When you have a day full of rooting for your team, working in front of a grill, and knocking back some cold ones, you've got to start off with the right food. For Robinson, the traditional breakfast always features spicy bloody marys, thought to bring good luck.
McPhail always packs the cooler the night before, with plenty of ice. "Cold beer can never be cold enough, so give it time to chill. Re-ice it in the morning and head out. And always bring more beer than you can possibly drink," he adds. "Stadiums stop selling beer after the third quarter and you'll be ready for a cold one after the game."
As for liquor, McPhail will freeze each bottle in an oyster bucket so that a huge block of ice forms around each bottle. They won’t crash and slide around, plus they stay cold and don’t leak. "Instead of a bag of ice, just chip big pieces of ice off the blocks and plop it in your drink." It doesn't melt as fast, and it just looks really cool.
You might be cooking on the grass or the tailgate of a truck, but these are civilized affairs. McPhail always packs a stash of three or more six-foot folding tables.

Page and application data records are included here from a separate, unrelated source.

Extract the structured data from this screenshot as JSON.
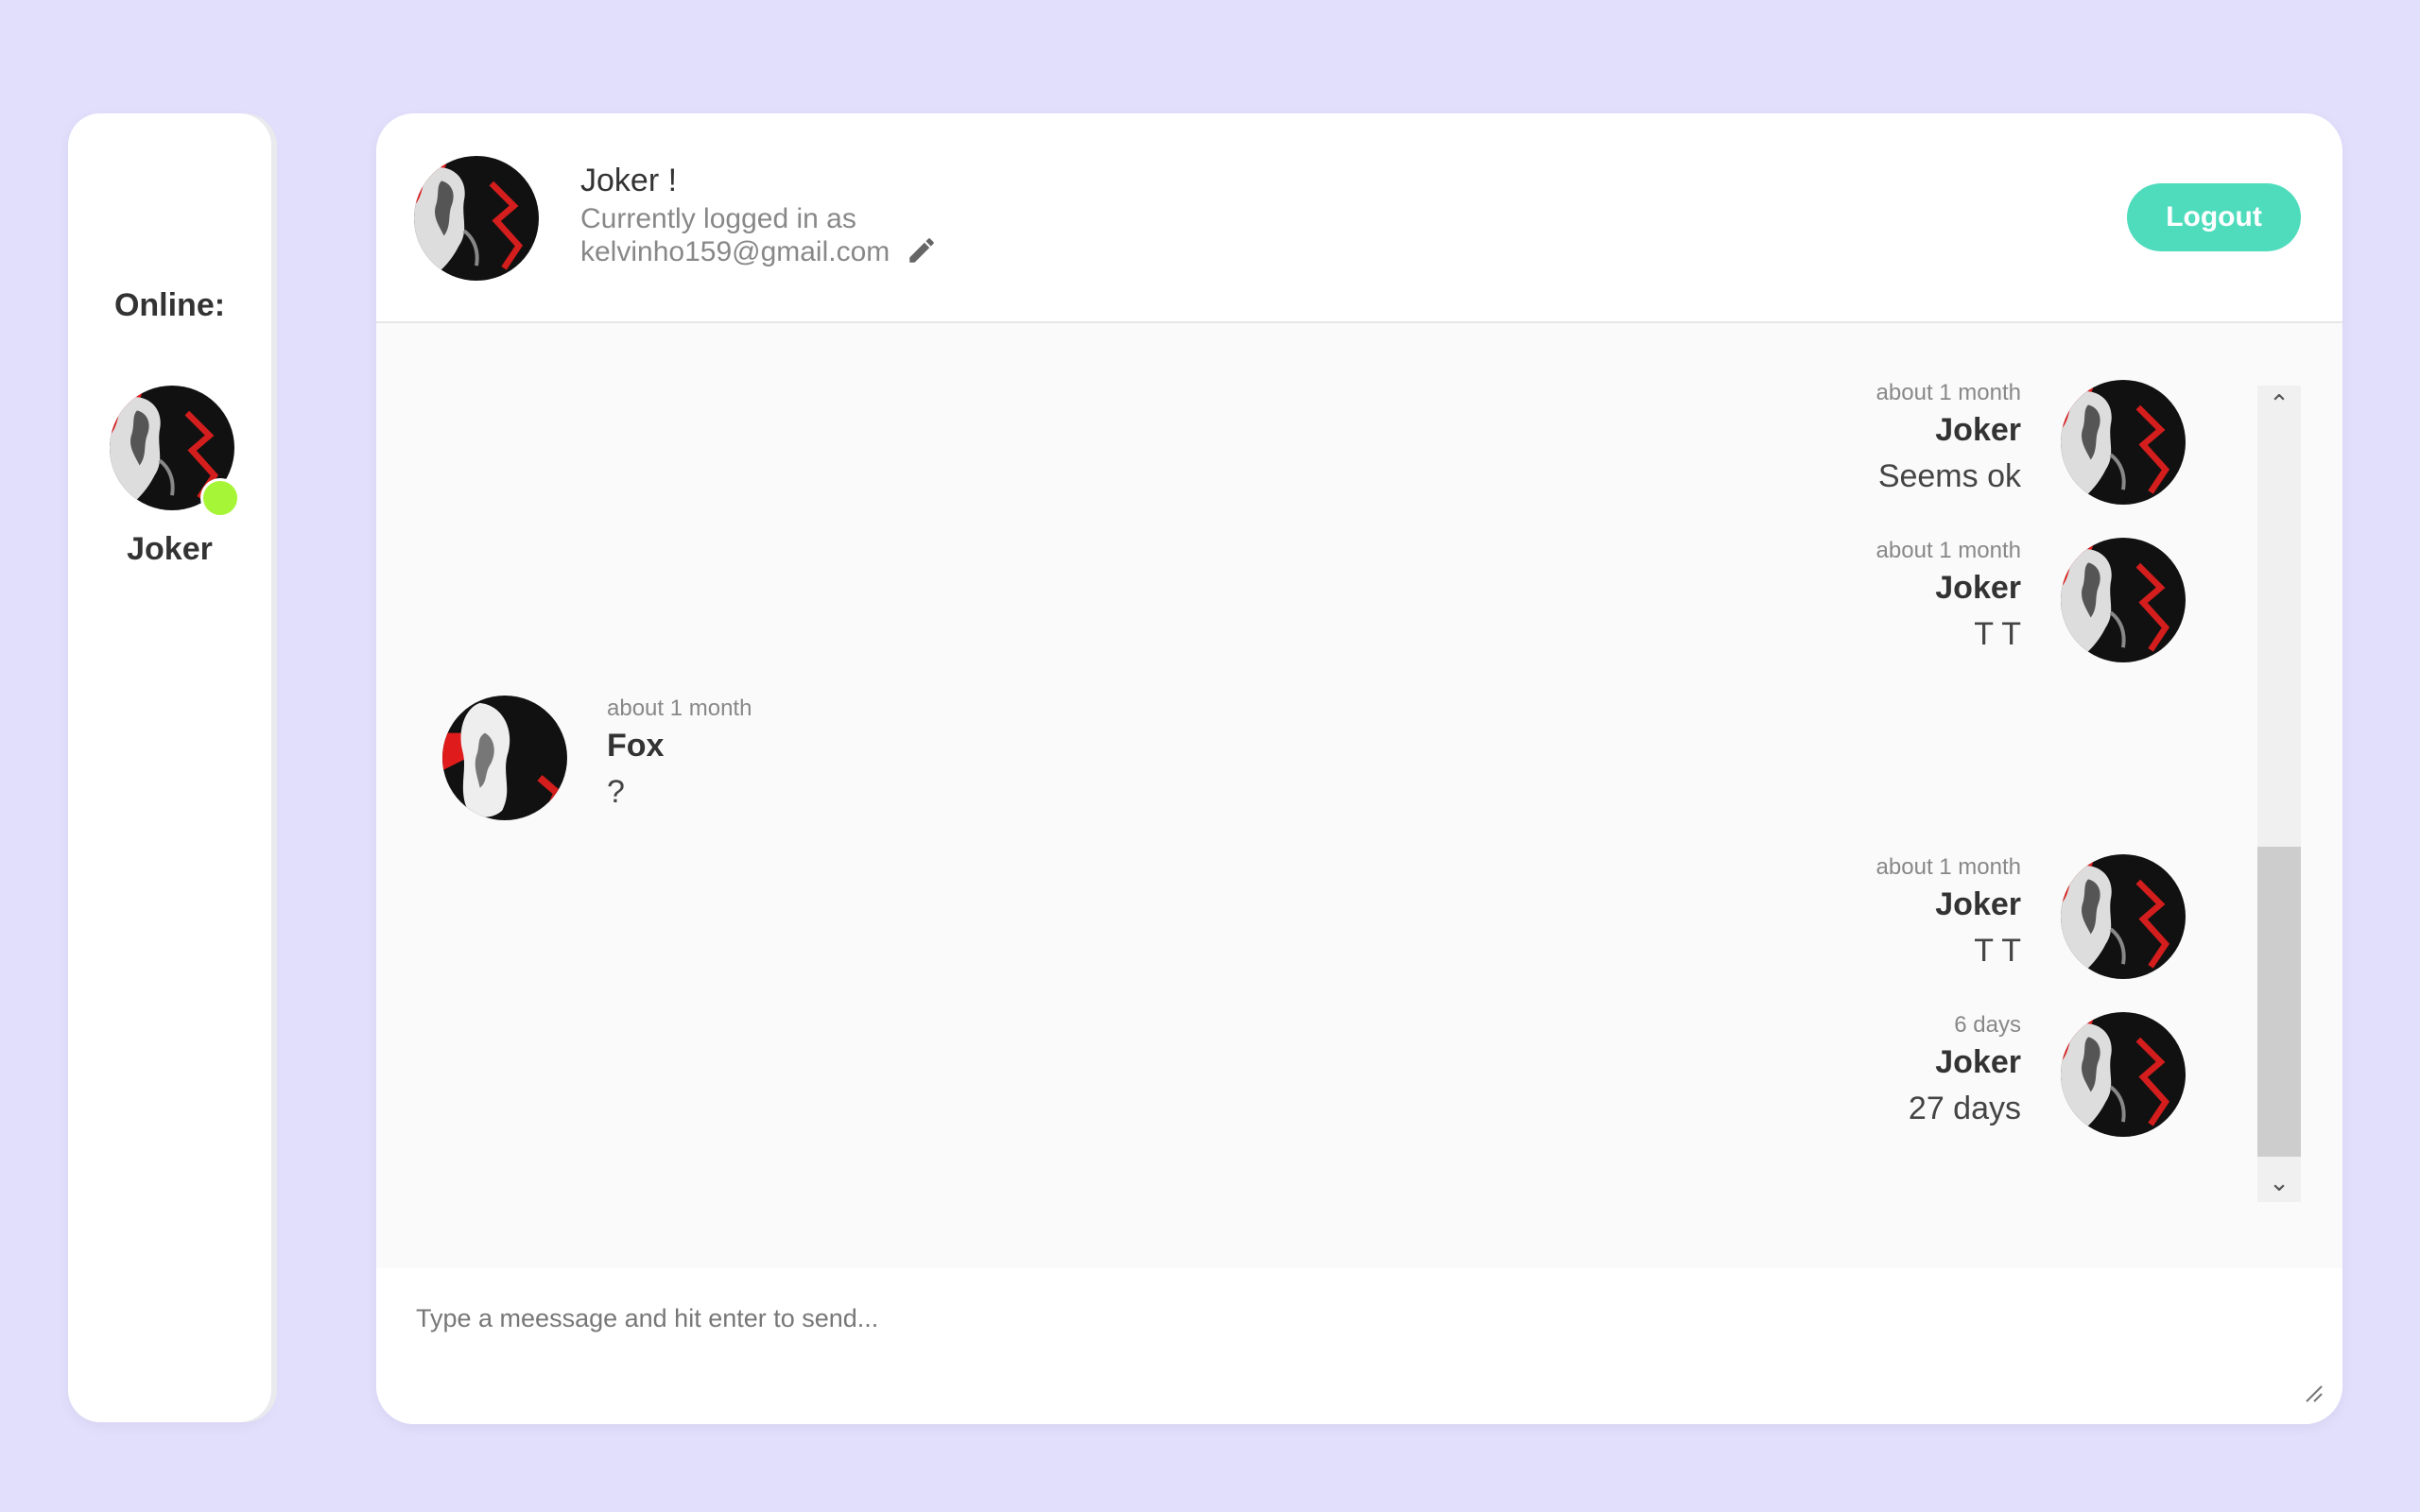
{
  "sidebar": {
    "title": "Online:",
    "users": [
      {
        "name": "Joker",
        "status": "online"
      }
    ]
  },
  "header": {
    "title": "Joker !",
    "subtitle": "Currently logged in as",
    "email": "kelvinho159@gmail.com",
    "logout_label": "Logout",
    "edit_icon": "pencil-icon"
  },
  "messages": [
    {
      "side": "right",
      "time": "about 1 month",
      "author": "Joker",
      "text": "Seems ok"
    },
    {
      "side": "right",
      "time": "about 1 month",
      "author": "Joker",
      "text": "T T"
    },
    {
      "side": "left",
      "time": "about 1 month",
      "author": "Fox",
      "text": "?"
    },
    {
      "side": "right",
      "time": "about 1 month",
      "author": "Joker",
      "text": "T T"
    },
    {
      "side": "right",
      "time": "6 days",
      "author": "Joker",
      "text": "27 days"
    }
  ],
  "composer": {
    "placeholder": "Type a meessage and hit enter to send..."
  },
  "colors": {
    "background": "#e2dffd",
    "accent": "#4fdcbd",
    "online": "#a6f536"
  }
}
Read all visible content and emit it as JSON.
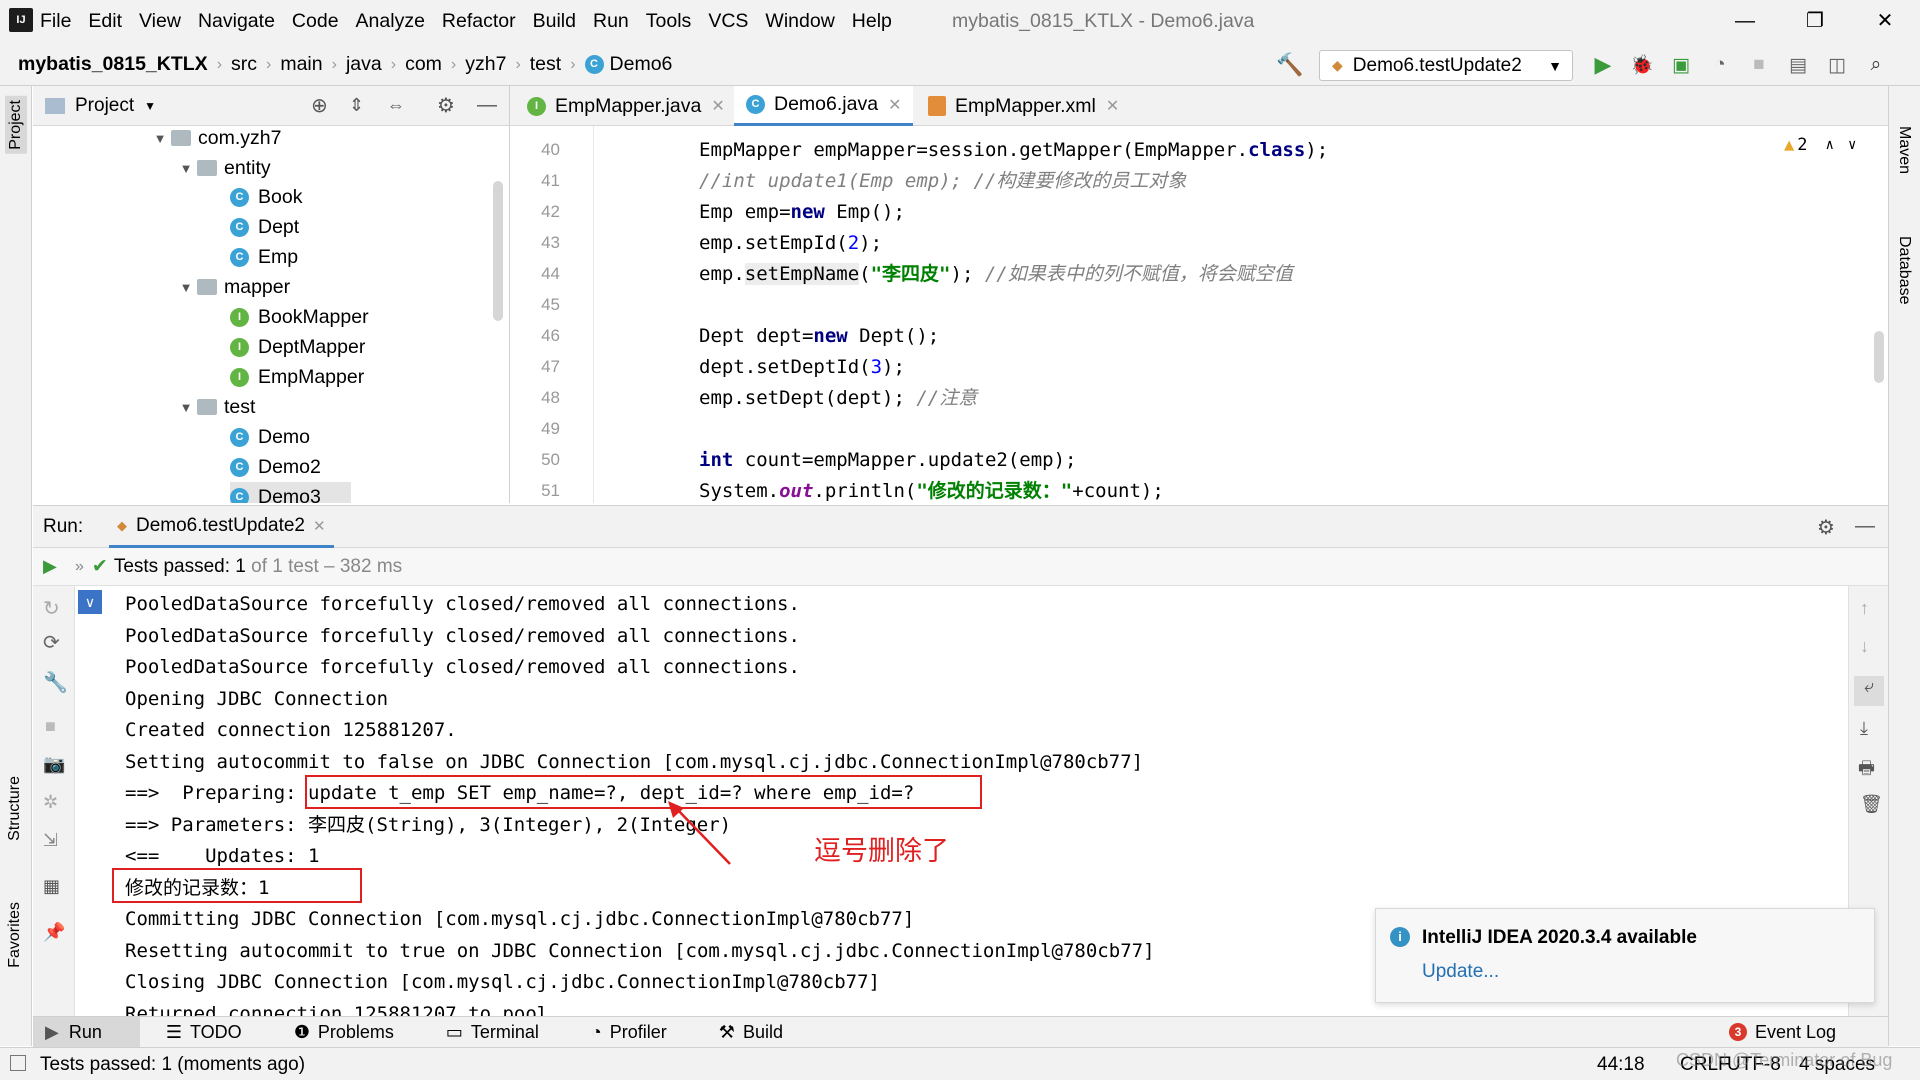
{
  "menu": [
    "File",
    "Edit",
    "View",
    "Navigate",
    "Code",
    "Analyze",
    "Refactor",
    "Build",
    "Run",
    "Tools",
    "VCS",
    "Window",
    "Help"
  ],
  "window_title": "mybatis_0815_KTLX - Demo6.java",
  "breadcrumb": [
    "mybatis_0815_KTLX",
    "src",
    "main",
    "java",
    "com",
    "yzh7",
    "test",
    "Demo6"
  ],
  "run_config": "Demo6.testUpdate2",
  "left_strip": {
    "project": "Project",
    "structure": "Structure",
    "favorites": "Favorites"
  },
  "right_strip": {
    "maven": "Maven",
    "database": "Database"
  },
  "project_panel": {
    "title": "Project"
  },
  "tree": [
    {
      "label": "com.yzh7",
      "type": "folder",
      "expanded": true
    },
    {
      "label": "entity",
      "type": "folder",
      "expanded": true
    },
    {
      "label": "Book",
      "type": "class"
    },
    {
      "label": "Dept",
      "type": "class"
    },
    {
      "label": "Emp",
      "type": "class"
    },
    {
      "label": "mapper",
      "type": "folder",
      "expanded": true
    },
    {
      "label": "BookMapper",
      "type": "interface"
    },
    {
      "label": "DeptMapper",
      "type": "interface"
    },
    {
      "label": "EmpMapper",
      "type": "interface"
    },
    {
      "label": "test",
      "type": "folder",
      "expanded": true
    },
    {
      "label": "Demo",
      "type": "class"
    },
    {
      "label": "Demo2",
      "type": "class"
    },
    {
      "label": "Demo3",
      "type": "class"
    }
  ],
  "editor_tabs": [
    {
      "label": "EmpMapper.java",
      "active": false
    },
    {
      "label": "Demo6.java",
      "active": true
    },
    {
      "label": "EmpMapper.xml",
      "active": false
    }
  ],
  "warnings_count": "2",
  "line_numbers": [
    "40",
    "41",
    "42",
    "43",
    "44",
    "45",
    "46",
    "47",
    "48",
    "49",
    "50",
    "51"
  ],
  "code": {
    "l40_a": "EmpMapper empMapper=session.getMapper(EmpMapper.",
    "l40_kw": "class",
    "l40_b": ");",
    "l41": "//int update1(Emp emp); //构建要修改的员工对象",
    "l42_a": "Emp emp=",
    "l42_kw": "new",
    "l42_b": " Emp();",
    "l43_a": "emp.setEmpId(",
    "l43_n": "2",
    "l43_b": ");",
    "l44_a": "emp.",
    "l44_m": "setEmpName",
    "l44_b": "(",
    "l44_s": "\"李四皮\"",
    "l44_c": "); ",
    "l44_cmt": "//如果表中的列不赋值，将会赋空值",
    "l46_a": "Dept dept=",
    "l46_kw": "new",
    "l46_b": " Dept();",
    "l47_a": "dept.setDeptId(",
    "l47_n": "3",
    "l47_b": ");",
    "l48_a": "emp.setDept(dept); ",
    "l48_cmt": "//注意",
    "l50_kw": "int",
    "l50_b": " count=empMapper.update2(emp);",
    "l51_a": "System.",
    "l51_out": "out",
    "l51_b": ".println(",
    "l51_s": "\"修改的记录数：\"",
    "l51_c": "+count);"
  },
  "run_panel": {
    "label": "Run:",
    "tab": "Demo6.testUpdate2",
    "tests_passed_bold": "Tests passed: 1",
    "tests_passed_rest": " of 1 test – 382 ms"
  },
  "console": [
    "PooledDataSource forcefully closed/removed all connections.",
    "PooledDataSource forcefully closed/removed all connections.",
    "PooledDataSource forcefully closed/removed all connections.",
    "Opening JDBC Connection",
    "Created connection 125881207.",
    "Setting autocommit to false on JDBC Connection [com.mysql.cj.jdbc.ConnectionImpl@780cb77]",
    "==>  Preparing: update t_emp SET emp_name=?, dept_id=? where emp_id=?",
    "==> Parameters: 李四皮(String), 3(Integer), 2(Integer)",
    "<==    Updates: 1",
    "修改的记录数：1",
    "Committing JDBC Connection [com.mysql.cj.jdbc.ConnectionImpl@780cb77]",
    "Resetting autocommit to true on JDBC Connection [com.mysql.cj.jdbc.ConnectionImpl@780cb77]",
    "Closing JDBC Connection [com.mysql.cj.jdbc.ConnectionImpl@780cb77]",
    "Returned connection 125881207 to pool."
  ],
  "annotation": "逗号删除了",
  "notification": {
    "title": "IntelliJ IDEA 2020.3.4 available",
    "link": "Update..."
  },
  "bottom_tabs": [
    "Run",
    "TODO",
    "Problems",
    "Terminal",
    "Profiler",
    "Build"
  ],
  "event_log": "Event Log",
  "event_log_count": "3",
  "status": {
    "message": "Tests passed: 1 (moments ago)",
    "position": "44:18",
    "line_sep": "CRLF",
    "encoding": "UTF-8",
    "indent": "4 spaces",
    "watermark": "CSDN @Terminator of Bug"
  },
  "colors": {
    "accent": "#4083c9",
    "annotation": "#e02020",
    "keyword": "#000080",
    "string": "#008000",
    "comment": "#808080"
  }
}
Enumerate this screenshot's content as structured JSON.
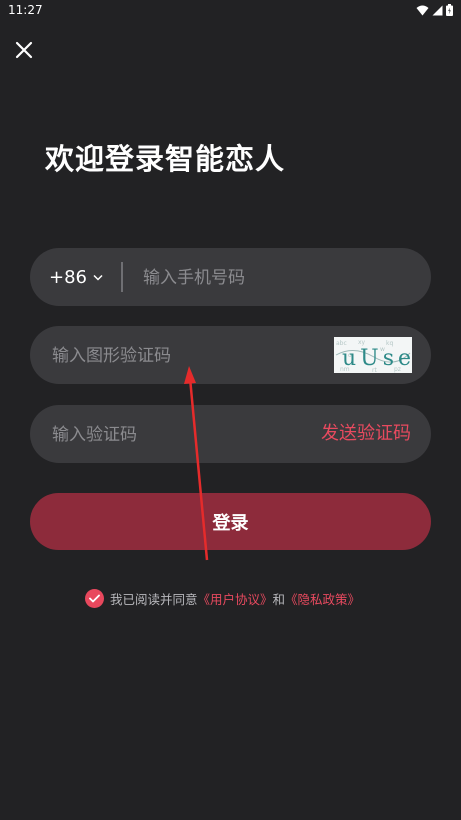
{
  "status_bar": {
    "time": "11:27"
  },
  "icons": {
    "close": "close-icon",
    "wifi": "wifi-icon",
    "signal": "signal-icon",
    "battery": "battery-icon",
    "dropdown": "chevron-down-icon",
    "check": "check-icon"
  },
  "title": "欢迎登录智能恋人",
  "phone": {
    "country_code": "+86",
    "placeholder": "输入手机号码"
  },
  "captcha": {
    "placeholder": "输入图形验证码",
    "image_text": "uUse"
  },
  "sms_code": {
    "placeholder": "输入验证码",
    "send_label": "发送验证码"
  },
  "login_button": "登录",
  "agreement": {
    "checked": true,
    "prefix": "我已阅读并同意",
    "user_agreement": "《用户协议》",
    "and": "和",
    "privacy_policy": "《隐私政策》"
  },
  "colors": {
    "background": "#222224",
    "field": "#3a3a3d",
    "accent": "#e84a5f",
    "button": "#8d2b3b"
  }
}
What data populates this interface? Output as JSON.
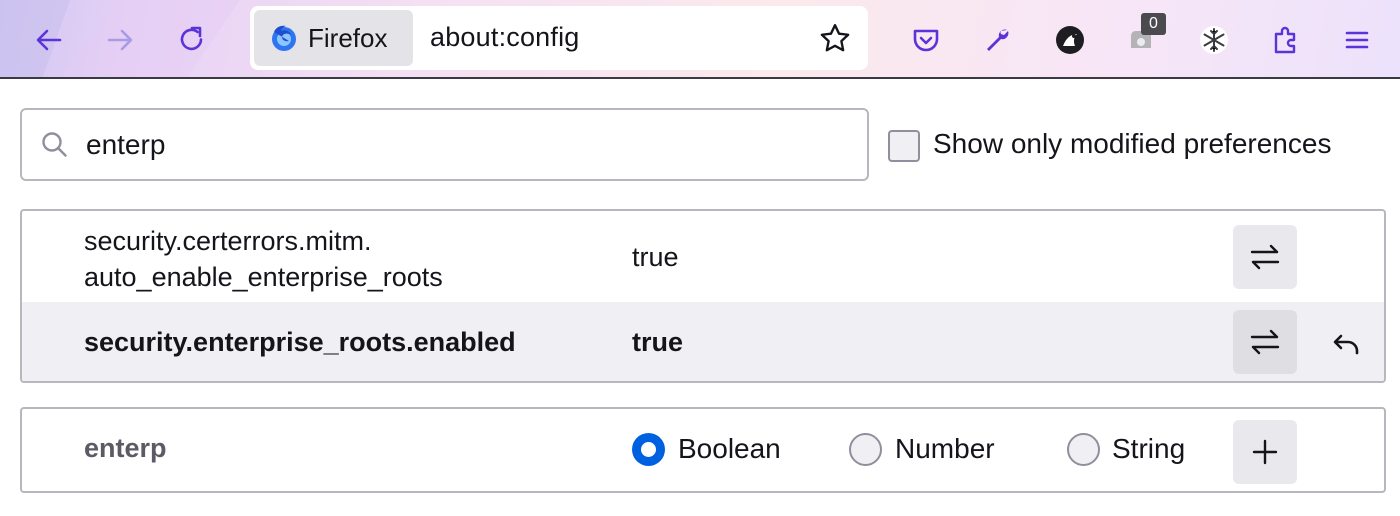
{
  "toolbar": {
    "back_icon": "back-arrow-icon",
    "forward_icon": "forward-arrow-icon",
    "reload_icon": "reload-icon",
    "identity_label": "Firefox",
    "url": "about:config",
    "bookmark_icon": "star-icon",
    "extensions": [
      {
        "icon": "pocket-icon"
      },
      {
        "icon": "wrench-icon"
      },
      {
        "icon": "avatar-extension-icon"
      },
      {
        "icon": "blocker-extension-icon",
        "badge": "0"
      },
      {
        "icon": "snowflake-icon"
      },
      {
        "icon": "puzzle-icon"
      },
      {
        "icon": "hamburger-menu-icon"
      }
    ],
    "accent_color": "#5b34d9"
  },
  "search": {
    "value": "enterp",
    "modified_only_label": "Show only modified preferences",
    "modified_only_checked": false
  },
  "prefs": [
    {
      "name_line1": "security.certerrors.mitm.",
      "name_line2": "auto_enable_enterprise_roots",
      "value": "true",
      "modified": false
    },
    {
      "name": "security.enterprise_roots.enabled",
      "value": "true",
      "modified": true
    }
  ],
  "new_pref": {
    "name": "enterp",
    "types": [
      {
        "label": "Boolean",
        "checked": true
      },
      {
        "label": "Number",
        "checked": false
      },
      {
        "label": "String",
        "checked": false
      }
    ]
  },
  "colors": {
    "radio_checked": "#0061e0",
    "modified_row_bg": "#f0f0f4"
  }
}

On game day, with food coming off the grill at all times of the day, and unexpected visitors popping by, you can never have too many paper plates, napkins, and utensils.
Game day might start off with a roast pig or BBQ ribs, like Robinson cooks, but when the party continues after the game is over, you're going to want to fire the grill up again for wings, burgers, and sausages to satiate hungry fans — should you run out of wood chips, charcoal, or propane, they won't be happy.
When you're grazing all day, you don't want to grill up all the ribs and sausage at once. "Opt for better quality and smaller options rather than just the normal fare," recommends McPhail. He'll simmer brats in beer leftover from the prior night's keg party, grilling a couple at a time, then slicing each into bite-sized pieces. "Remember that it doesn’t matter how great a recipe is — if grilled food is on the table for two hours, it’s not going to taste its best," adds McPhail.
Whether you've brought in the sound system, or are relying on an iPod, "you've got to rock it all night right up until the game," says Robinson. If it’s not fun and lively, it’s not a tailgate.
No matter who wins, you're there to have fun. That means doing as much as you can the night before, packing a game to pass time, and not forgetting the tickets.